Most of the other students who watched If…. with me left halfway through the film to go smoke cigarettes outside the theater much to our chaperone’s distress, but I was transfixed by what I was seeing on the screen. Lindsay Anderson’s film spoke to me in ways that no movie ever had before and I listened. I’m sure my own troubled youth spent in reform schools and shelters made it easy for me to quickly respond to the film’s anti-authority message since I was obviously questioning the adult world around me and often acting out in agressive ways. Even though the young British men in If…. would seem to be completely different creatures from the angry American girl I was at the time, I easily found common ground with them and developed a huge crush on the movie’s star, a very young Malcolm McDowell. The film has haunted me ever since and it always manages to find its way onto any list I put together of my favorite films. I suppose I have my old school supervisors to thank for that so they must have been doing something right.
I own a video copy of If…. that I recorded off of TV in the late 80s, but I look forward to replacing it with the new Criterion DVD which is loaded with terrific extras.
Also worth a look is Marlon Brando and Stephanie Beacham in Michael Winner’s The Nightcomers (1972) which is an unusual take on one of my favorite horror stories, Henry James’ The Turn of the Screw. Lots of critics and film fans seem to have issues with Winner’s films, but I happen to think he’s an under-appreciated director. I’ve only seen The Nightcomers on TV and I caught it late one night after it had already started. I’m not sure if I missed anything and the version I saw was undoubtedly cut up, so I look forward to finally seeing the film in full.
The gritty drama Panic in Needle Park (1971) is another interesting movie finding its way onto DVD this week. The film features Al Pacino in his first starring role as a troubled small time criminal whose heroin addiction is slowly destroying him. I’ve seen this once on television many years ago so I’m looking forward to seeing it out again.

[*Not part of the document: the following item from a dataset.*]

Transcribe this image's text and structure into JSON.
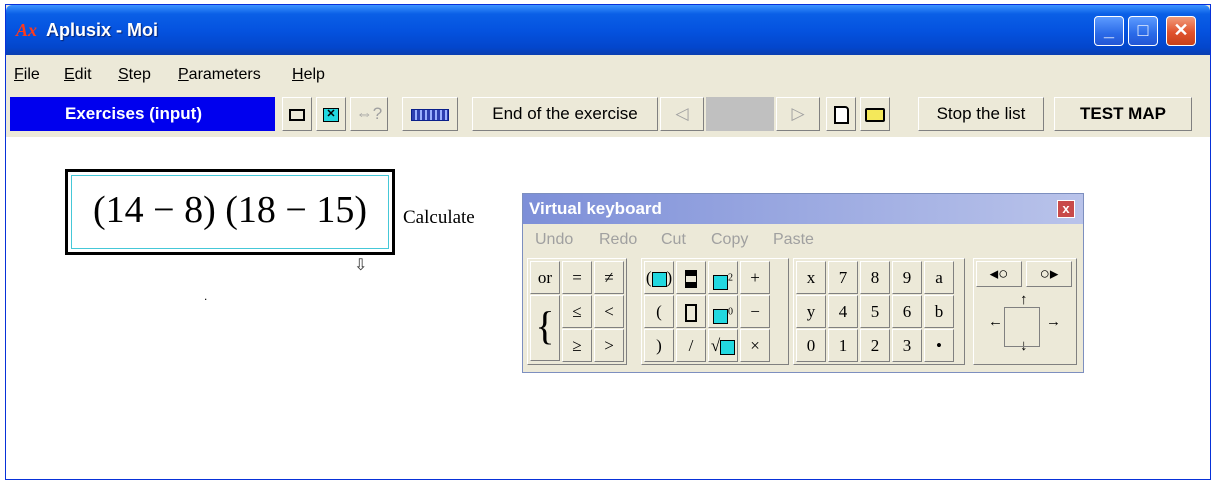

My vote for the week’s best DVD re-release has to go to Jean Herman’s entertaining crime film Honor Among Thieves (a.k.a. Adieu l’ami, 1968) which features Alain Delon and Charles Bronson in their first film together. I think Delon & Bronson work well as a team and if you enjoy good heist films Honor Among Thieves is worth a look. Both actors became friends on the set and would later go on to make the great 1971 western Red Sun (a.k.a. Soleil Rouge) together with Toshirô Mifune.

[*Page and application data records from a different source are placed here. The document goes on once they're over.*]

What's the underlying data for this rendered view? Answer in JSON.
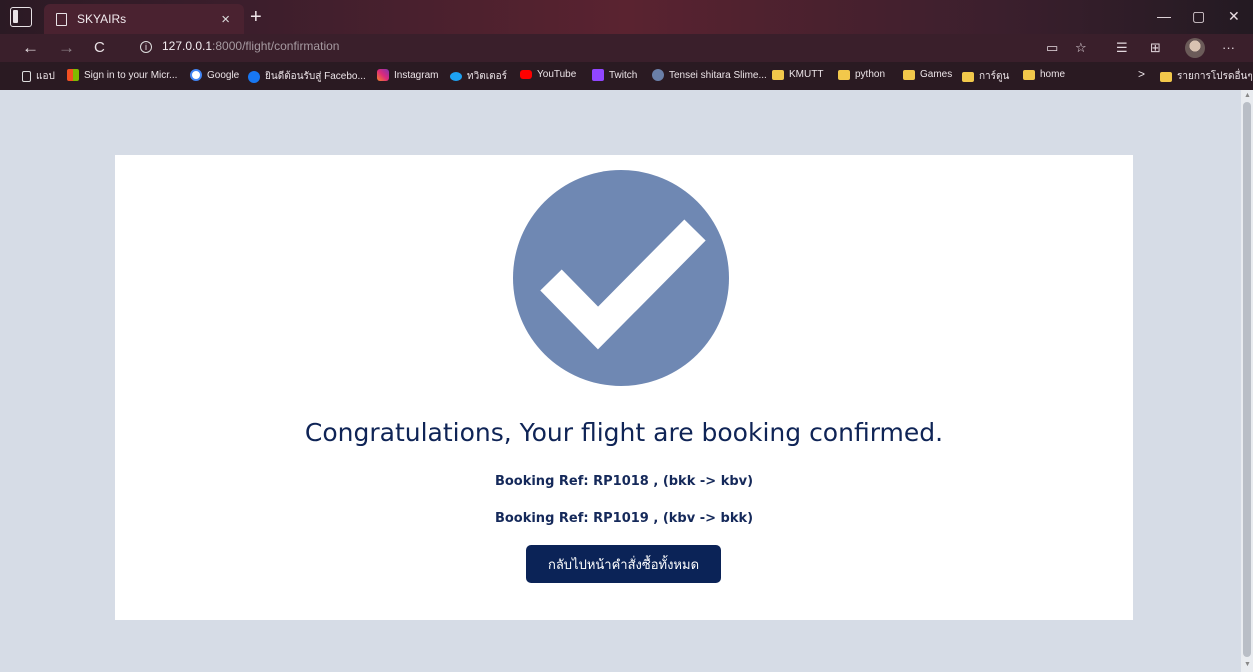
{
  "browser": {
    "tab_title": "SKYAIRs",
    "tab_close": "×",
    "new_tab": "+",
    "url_host": "127.0.0.1",
    "url_path": ":8000/flight/confirmation",
    "info_glyph": "i",
    "back_glyph": "←",
    "forward_glyph": "→",
    "reload_glyph": "C",
    "minimize_glyph": "—",
    "restore_glyph": "▢",
    "close_glyph": "✕",
    "more_glyph": "···",
    "reading_glyph": "▭",
    "favorite_glyph": "☆",
    "favorites_glyph": "☰",
    "collections_glyph": "⊞"
  },
  "bookmarks": {
    "items": [
      {
        "label": "แอป",
        "icon": "page-icon"
      },
      {
        "label": "Sign in to your Micr...",
        "icon": "microsoft-icon"
      },
      {
        "label": "Google",
        "icon": "google-icon"
      },
      {
        "label": "ยินดีต้อนรับสู่ Facebo...",
        "icon": "facebook-icon"
      },
      {
        "label": "Instagram",
        "icon": "instagram-icon"
      },
      {
        "label": "ทวิตเตอร์",
        "icon": "twitter-icon"
      },
      {
        "label": "YouTube",
        "icon": "youtube-icon"
      },
      {
        "label": "Twitch",
        "icon": "twitch-icon"
      },
      {
        "label": "Tensei shitara Slime...",
        "icon": "anime-icon"
      },
      {
        "label": "KMUTT",
        "icon": "folder-icon"
      },
      {
        "label": "python",
        "icon": "folder-icon"
      },
      {
        "label": "Games",
        "icon": "folder-icon"
      },
      {
        "label": "การ์ตูน",
        "icon": "folder-icon"
      },
      {
        "label": "home",
        "icon": "folder-icon"
      }
    ],
    "overflow_glyph": ">",
    "other_label": "รายการโปรดอื่นๆ"
  },
  "colors": {
    "accent": "#0b2357",
    "check_circle": "#6f88b3",
    "page_bg": "#d6dce6",
    "card_bg": "#ffffff"
  },
  "confirmation": {
    "headline": "Congratulations, Your flight are booking confirmed.",
    "refs": [
      "Booking Ref: RP1018 , (bkk -> kbv)",
      "Booking Ref: RP1019 , (kbv -> bkk)"
    ],
    "back_button_label": "กลับไปหน้าคำสั่งซื้อทั้งหมด"
  }
}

Last but not least Criterion is also releasing two films by Yugoslavian director Dusan Makavejev, W.R.: Mysteries of the Organism (1971) and Sweet Movie (1974). I haven’t seen either myself, but I’ve read a lot about them and they both sound really interesting so I’m looking forward to giving them a look in the future.